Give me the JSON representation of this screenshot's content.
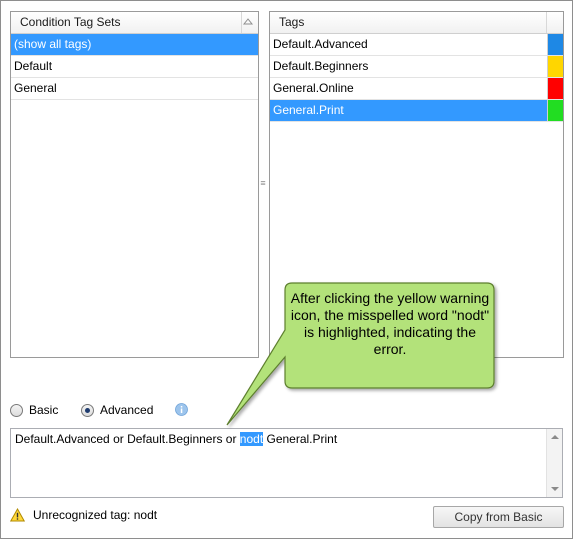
{
  "left_panel": {
    "header": "Condition Tag Sets",
    "items": [
      {
        "label": "(show all tags)",
        "selected": true
      },
      {
        "label": "Default",
        "selected": false
      },
      {
        "label": "General",
        "selected": false
      }
    ]
  },
  "right_panel": {
    "header": "Tags",
    "items": [
      {
        "label": "Default.Advanced",
        "color": "#1e88e5",
        "selected": false
      },
      {
        "label": "Default.Beginners",
        "color": "#ffd600",
        "selected": false
      },
      {
        "label": "General.Online",
        "color": "#ff0000",
        "selected": false
      },
      {
        "label": "General.Print",
        "color": "#22dd22",
        "selected": true
      }
    ]
  },
  "mode": {
    "basic_label": "Basic",
    "advanced_label": "Advanced",
    "selected": "Advanced"
  },
  "expression": {
    "before": "Default.Advanced or Default.Beginners or ",
    "highlighted": "nodt",
    "after": " General.Print"
  },
  "status": {
    "message": "Unrecognized tag: nodt"
  },
  "buttons": {
    "copy_from_basic": "Copy from Basic"
  },
  "callout": {
    "text": "After clicking the yellow warning icon, the misspelled word \"nodt\" is highlighted, indicating the error.",
    "fill": "#b3e27a"
  },
  "colors": {
    "selection": "#3399ff"
  }
}
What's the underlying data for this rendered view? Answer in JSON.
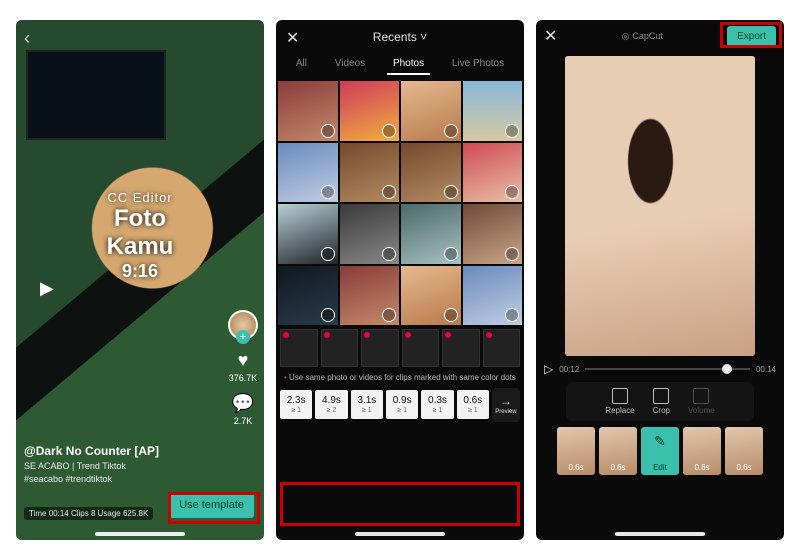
{
  "panel1": {
    "overlay": {
      "line1": "CC Editor",
      "line2": "Foto Kamu",
      "line3": "9:16"
    },
    "likes": "376.7K",
    "comments": "2.7K",
    "handle": "@Dark No Counter [AP]",
    "subtitle": "SE ACABO | Trend Tiktok",
    "hashtags": "#seacabo #trendtiktok",
    "clip_info": "Time 00:14 Clips 8 Usage 625.8K",
    "use_template": "Use template"
  },
  "panel2": {
    "album": "Recents",
    "chevron": "˅",
    "tabs": [
      "All",
      "Videos",
      "Photos",
      "Live Photos"
    ],
    "active_tab": 2,
    "hint": "Use same photo or videos for clips marked with same color dots",
    "durations": [
      "2.3s",
      "4.9s",
      "3.1s",
      "0.9s",
      "0.3s",
      "0.6s"
    ],
    "dur_subs": [
      "≥ 1",
      "≥ 2",
      "≥ 1",
      "≥ 1",
      "≥ 1",
      "≥ 1"
    ],
    "preview_btn": "Preview"
  },
  "panel3": {
    "brand": "CapCut",
    "export": "Export",
    "time_left": "00:12",
    "time_right": "00:14",
    "tools": [
      "Replace",
      "Crop",
      "Volume"
    ],
    "clip_durations": [
      "0.6s",
      "0.6s",
      "Edit",
      "0.6s",
      "0.6s"
    ],
    "selected_clip": 2
  }
}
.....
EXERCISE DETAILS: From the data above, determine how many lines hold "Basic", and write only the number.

RESULT: 2